Princeton buildings surveyed for accessibility

Written by
Frances Hannan, Office of the Vice President for Facilities
Oct. 10, 2023

The project is being led by Michael Barnes, the University’s inaugural Director of Accessibility. “Accessibility means that everyone should be able to get everywhere,” said Barnes. “This project will provide people with disabilities and their caregivers the information they need to better navigate campus.” 

AccessAble has been producing accessibility information for over 20 years. They were set up by their founder as a direct result of his experiences as a wheelchair user. With 375+ clients, AccessAble serves over 5 million disabled people a year through their website. They have completed surveys at other prestigious institutions with historic buildings and infrastructure. 

What are we doing? 

Princeton University is working with AccessAble to carry out an accessibility survey of all our buildings, including parking facilities and sports venues. This will look at accessibility in our buildings from a pan disability perspective and include the collection of 100s of pieces of information, including measurements and photographs.  

An AccessAble surveyor will visit each building to carry out an assessment. AccessAble will remain our partners, providing practical support to our teams in the ongoing re-development of spaces and the design of our new buildings. 

We are particularly excited about how this work will integrate with our new campus wayfinding tool. This will provide a uniquely comprehensive program of accessibility information, supporting staff, students and visitors navigate throughout the entire campus environment. 

Why are we doing it? 

Overall, there are about 42.5 million Americans with disabilities, making up 13% of the civilian noninstitutionalized population, according to U.S. Census Bureau data from 2021. This group includes people with hearing, vision, cognitive, walking, self-care or independent living difficulties. 

We want to promote what we offer now and look at how we can improve the experience for students and staff with disabilities in the future, as part of our sustained commitments to diversity, equity and inclusion. We recognize that access begins online, and that having comprehensive accessibility information removes a key barrier to people accessing Princeton University, providing equity of experience. 

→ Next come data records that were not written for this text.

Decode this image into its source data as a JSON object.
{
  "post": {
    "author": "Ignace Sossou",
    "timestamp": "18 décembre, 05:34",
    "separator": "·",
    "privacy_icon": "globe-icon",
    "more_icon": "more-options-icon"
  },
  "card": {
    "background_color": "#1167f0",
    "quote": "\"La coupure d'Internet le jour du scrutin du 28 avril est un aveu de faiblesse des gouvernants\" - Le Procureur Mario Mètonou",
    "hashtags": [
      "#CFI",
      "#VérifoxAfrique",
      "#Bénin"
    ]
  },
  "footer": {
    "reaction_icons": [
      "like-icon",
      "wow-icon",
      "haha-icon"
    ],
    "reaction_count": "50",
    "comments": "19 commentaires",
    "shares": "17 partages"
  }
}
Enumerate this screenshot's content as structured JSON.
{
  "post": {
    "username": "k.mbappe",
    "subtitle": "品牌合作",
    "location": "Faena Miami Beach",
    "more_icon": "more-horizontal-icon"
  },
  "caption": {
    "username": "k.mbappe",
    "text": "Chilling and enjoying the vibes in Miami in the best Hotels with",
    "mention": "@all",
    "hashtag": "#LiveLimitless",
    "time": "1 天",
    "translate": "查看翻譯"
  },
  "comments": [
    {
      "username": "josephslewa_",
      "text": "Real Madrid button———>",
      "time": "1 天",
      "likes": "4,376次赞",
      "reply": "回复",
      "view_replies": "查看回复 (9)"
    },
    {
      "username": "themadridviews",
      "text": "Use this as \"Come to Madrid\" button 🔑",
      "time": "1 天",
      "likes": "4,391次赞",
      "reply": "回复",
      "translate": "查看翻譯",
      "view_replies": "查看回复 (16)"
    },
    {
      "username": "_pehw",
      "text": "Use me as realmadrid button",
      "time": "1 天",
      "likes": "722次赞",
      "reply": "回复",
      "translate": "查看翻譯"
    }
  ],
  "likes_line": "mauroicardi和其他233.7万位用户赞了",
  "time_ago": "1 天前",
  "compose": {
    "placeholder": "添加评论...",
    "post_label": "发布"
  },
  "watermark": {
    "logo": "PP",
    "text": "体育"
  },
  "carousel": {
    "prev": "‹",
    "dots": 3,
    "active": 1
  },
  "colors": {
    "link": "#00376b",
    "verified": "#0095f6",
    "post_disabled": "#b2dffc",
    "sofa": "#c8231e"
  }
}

AccessAble use a unique research tool to collect the information that people with disabilities and caregivers have told them is important. AccessAble’s robust quality assurance process means that we will have consistent, accurate accessibility data across our entire estate, enabling people with disabilities to thrive fully on this campus and beyond. 

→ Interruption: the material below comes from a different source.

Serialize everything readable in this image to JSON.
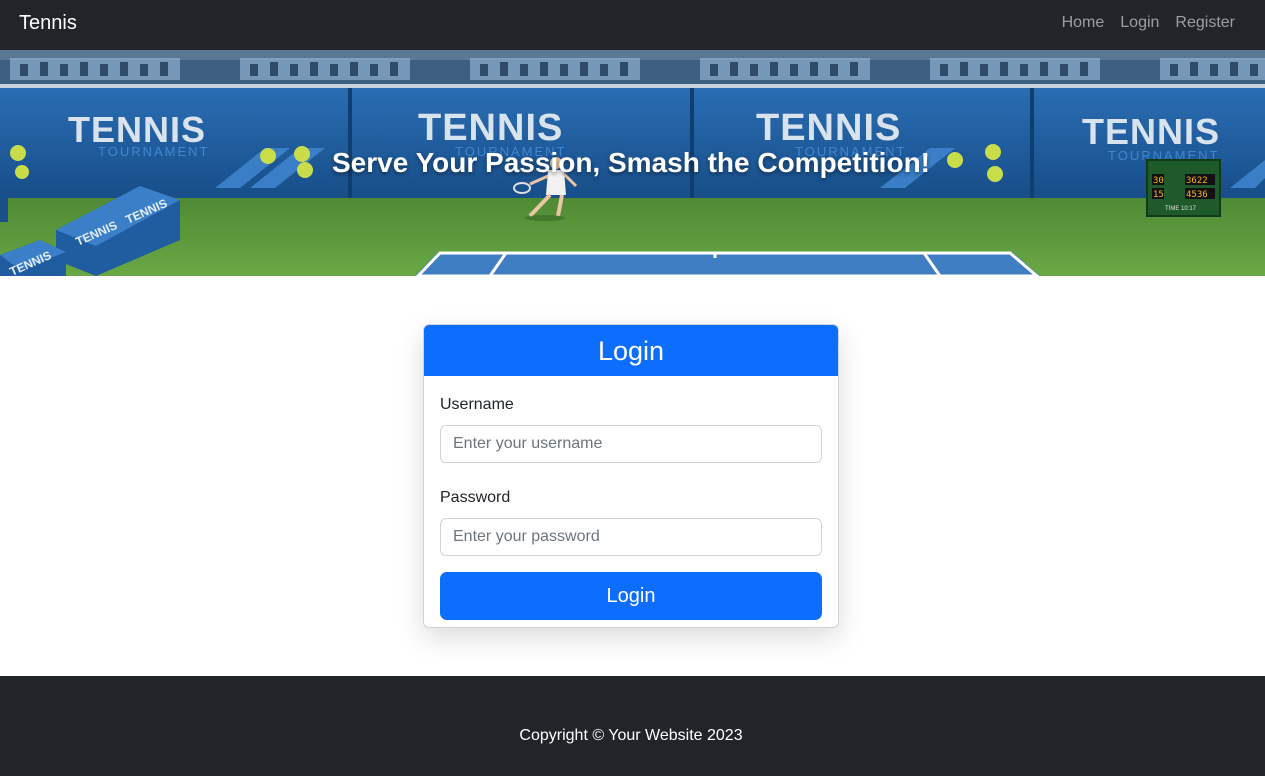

AccessAble will not be giving our buildings a rating or say whether the access is good or bad, they will simply collect access information. 

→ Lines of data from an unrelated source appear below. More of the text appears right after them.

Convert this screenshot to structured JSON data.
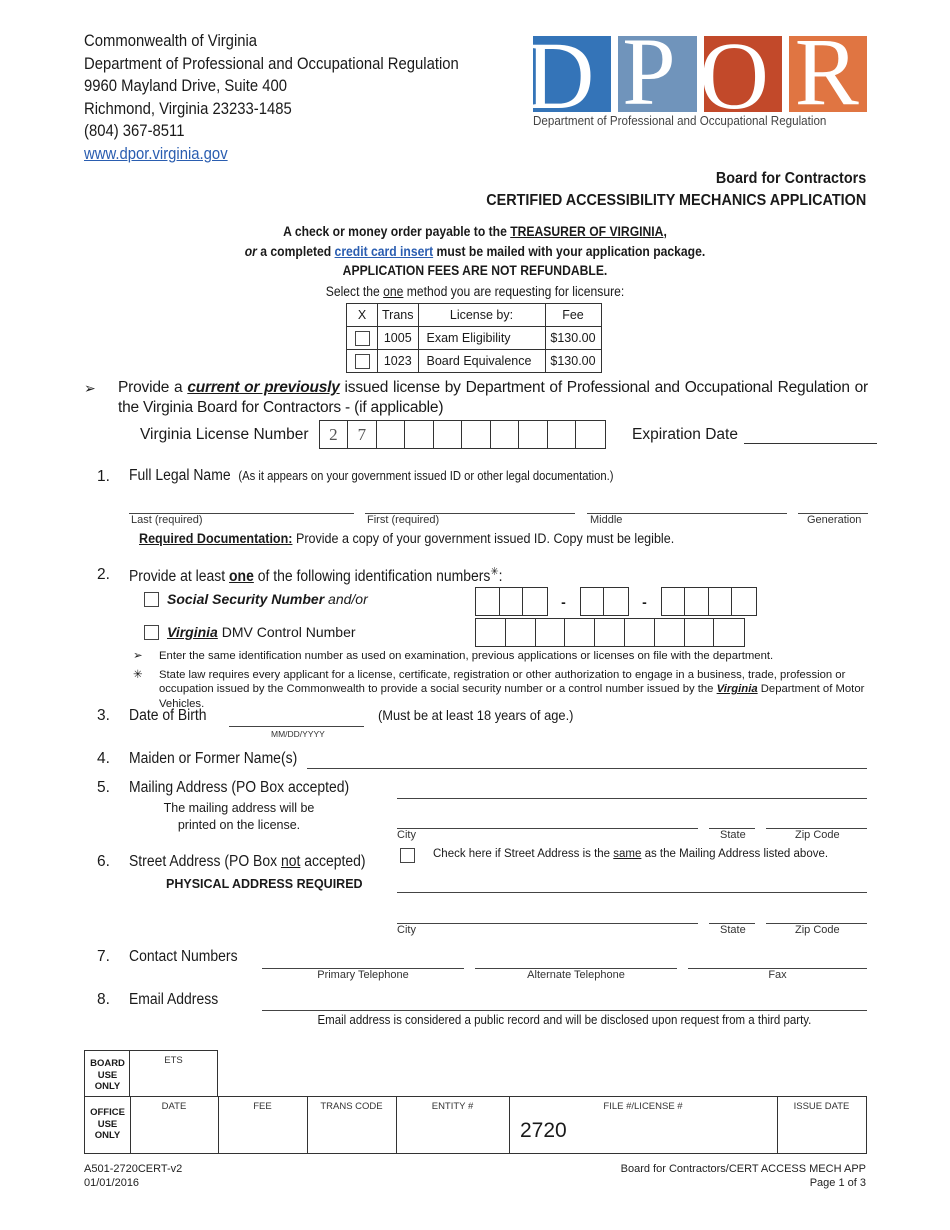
{
  "header": {
    "address_lines": [
      "Commonwealth of Virginia",
      "Department of Professional and Occupational Regulation",
      "9960 Mayland Drive, Suite 400",
      "Richmond, Virginia 23233-1485",
      "(804) 367-8511"
    ],
    "website": "www.dpor.virginia.gov",
    "logo": {
      "letters": [
        "D",
        "P",
        "O",
        "R"
      ],
      "tile_colors": [
        "#3474b8",
        "#7094bb",
        "#c2492a",
        "#e07542"
      ],
      "caption": "Department of Professional and Occupational Regulation"
    },
    "board_name": "Board for Contractors",
    "form_title": "CERTIFIED ACCESSIBILITY MECHANICS APPLICATION"
  },
  "payment": {
    "line1_prefix": "A check or money order payable to the ",
    "line1_payee": "TREASURER OF VIRGINIA",
    "line1_suffix": ",",
    "line2_or": "or",
    "line2_prefix": " a completed ",
    "line2_link": "credit card insert",
    "line2_suffix": " must be mailed with your application package.",
    "line3": "APPLICATION FEES ARE NOT REFUNDABLE.",
    "select_prefix": "Select the ",
    "select_one": "one",
    "select_suffix": " method you are requesting for licensure:"
  },
  "fee_table": {
    "headers": [
      "X",
      "Trans",
      "License by:",
      "Fee"
    ],
    "rows": [
      {
        "checked": false,
        "trans": "1005",
        "license_by": "Exam Eligibility",
        "fee": "$130.00"
      },
      {
        "checked": false,
        "trans": "1023",
        "license_by": "Board Equivalence",
        "fee": "$130.00"
      }
    ]
  },
  "license_section": {
    "bullet": "➢",
    "text_prefix": "Provide a ",
    "text_emph": "current or previously",
    "text_suffix": " issued license by Department of Professional and Occupational Regulation or the Virginia Board for Contractors -  (if applicable)",
    "license_label": "Virginia License Number",
    "license_digits": [
      "2",
      "7",
      "",
      "",
      "",
      "",
      "",
      "",
      "",
      ""
    ],
    "expiration_label": "Expiration Date",
    "expiration_value": ""
  },
  "items": {
    "full_name": {
      "num": "1.",
      "label": "Full Legal Name",
      "note": "(As it appears on your government issued ID or other legal documentation.)",
      "fields": [
        "Last  (required)",
        "First  (required)",
        "Middle",
        "Generation"
      ],
      "req_doc_label": "Required Documentation:",
      "req_doc_text": " Provide a copy of your government issued ID. Copy must be legible."
    },
    "identification": {
      "num": "2.",
      "label_prefix": "Provide at least ",
      "label_one": "one",
      "label_suffix": " of the following identification numbers",
      "asterisk": "✳",
      "colon": ":",
      "ssn_label": "Social Security Number",
      "ssn_suffix": "  and/or",
      "ssn_checked": false,
      "dmv_virginia": "Virginia",
      "dmv_label": " DMV Control Number",
      "dmv_checked": false,
      "ssn_dash": "-",
      "note1_bullet": "➢",
      "note1": "Enter the same identification number as used on examination, previous applications or licenses on file with the department.",
      "note2_bullet": "✳",
      "note2_prefix": "State law requires every applicant for a license, certificate, registration or other authorization to engage in a business, trade, profession or occupation issued by the Commonwealth to provide a social security number or a control number issued by the ",
      "note2_virginia": "Virginia",
      "note2_suffix": " Department of Motor Vehicles."
    },
    "dob": {
      "num": "3.",
      "label": "Date of Birth",
      "format": "MM/DD/YYYY",
      "note": "(Must be at least 18 years of age.)",
      "value": ""
    },
    "maiden": {
      "num": "4.",
      "label": "Maiden or Former Name(s)",
      "value": ""
    },
    "mailing": {
      "num": "5.",
      "label": "Mailing Address (PO Box accepted)",
      "note_line1": "The mailing address will be",
      "note_line2": "printed on the license.",
      "city": "City",
      "state": "State",
      "zip": "Zip Code"
    },
    "street": {
      "num": "6.",
      "label_prefix": "Street Address (PO Box  ",
      "label_not": "not",
      "label_suffix": "  accepted)",
      "sub": "PHYSICAL ADDRESS REQUIRED",
      "same_checked": false,
      "same_prefix": "Check here if Street Address is the ",
      "same_word": "same",
      "same_suffix": " as the Mailing Address listed above.",
      "city": "City",
      "state": "State",
      "zip": "Zip Code"
    },
    "contact": {
      "num": "7.",
      "label": "Contact Numbers",
      "fields": [
        "Primary Telephone",
        "Alternate Telephone",
        "Fax"
      ]
    },
    "email": {
      "num": "8.",
      "label": "Email Address",
      "note": "Email address is considered a public record and will be disclosed upon request from a third party."
    }
  },
  "office_use": {
    "board_label": [
      "BOARD",
      "USE",
      "ONLY"
    ],
    "ets_label": "ETS",
    "office_label": [
      "OFFICE",
      "USE",
      "ONLY"
    ],
    "columns": [
      "DATE",
      "FEE",
      "TRANS CODE",
      "ENTITY #",
      "FILE #/LICENSE #",
      "ISSUE DATE"
    ],
    "file_license_value": "2720"
  },
  "footer": {
    "form_id": "A501-2720CERT-v2",
    "date": "01/01/2016",
    "app_name": "Board for Contractors/CERT ACCESS MECH APP",
    "page": "Page 1 of 3"
  }
}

What will Princeton University get? 

Detailed Access Guides 

These will be produced for each building and will be published on the facilities site. We will also ensure these are integrated into the Princeton University website and the Wayfinding App.   

The Guides are for students, visitors, and staff with access requirements and will support people to have the best experience while they are here with us. 

Accessibility Improvement Reports 

These confidential reports will look at opportunities for us to improve accessibility at Princeton University. The format of reports will be developed with our Accessibility and Facilities teams so they can be used to gain a clear overview of our strengths and areas to improve. 

What do we need from you? 

AccessAble will be visiting our buildings starting in October 2023 through November 2023. They will need access to all the areas students and visitors would visit. In most cases these are public areas and we do not need any support to access. The surveyors will not be entering private offices, or dorm rooms.   

They are experienced in working in busy environments and will work unobtrusively and flexibly. The office of campus accessibility has arranged public safety escorts for all housing spaces. The surveyors will work their way round the building taking photographs and measurements.  

Photographs will NOT be taken of individuals or sensitive areas, and all parties will have the opportunity to view the completed access guide before it is published.  

More questions? 

Please reach out to Mike Barnes ([email protected]) if you have any questions regarding this process.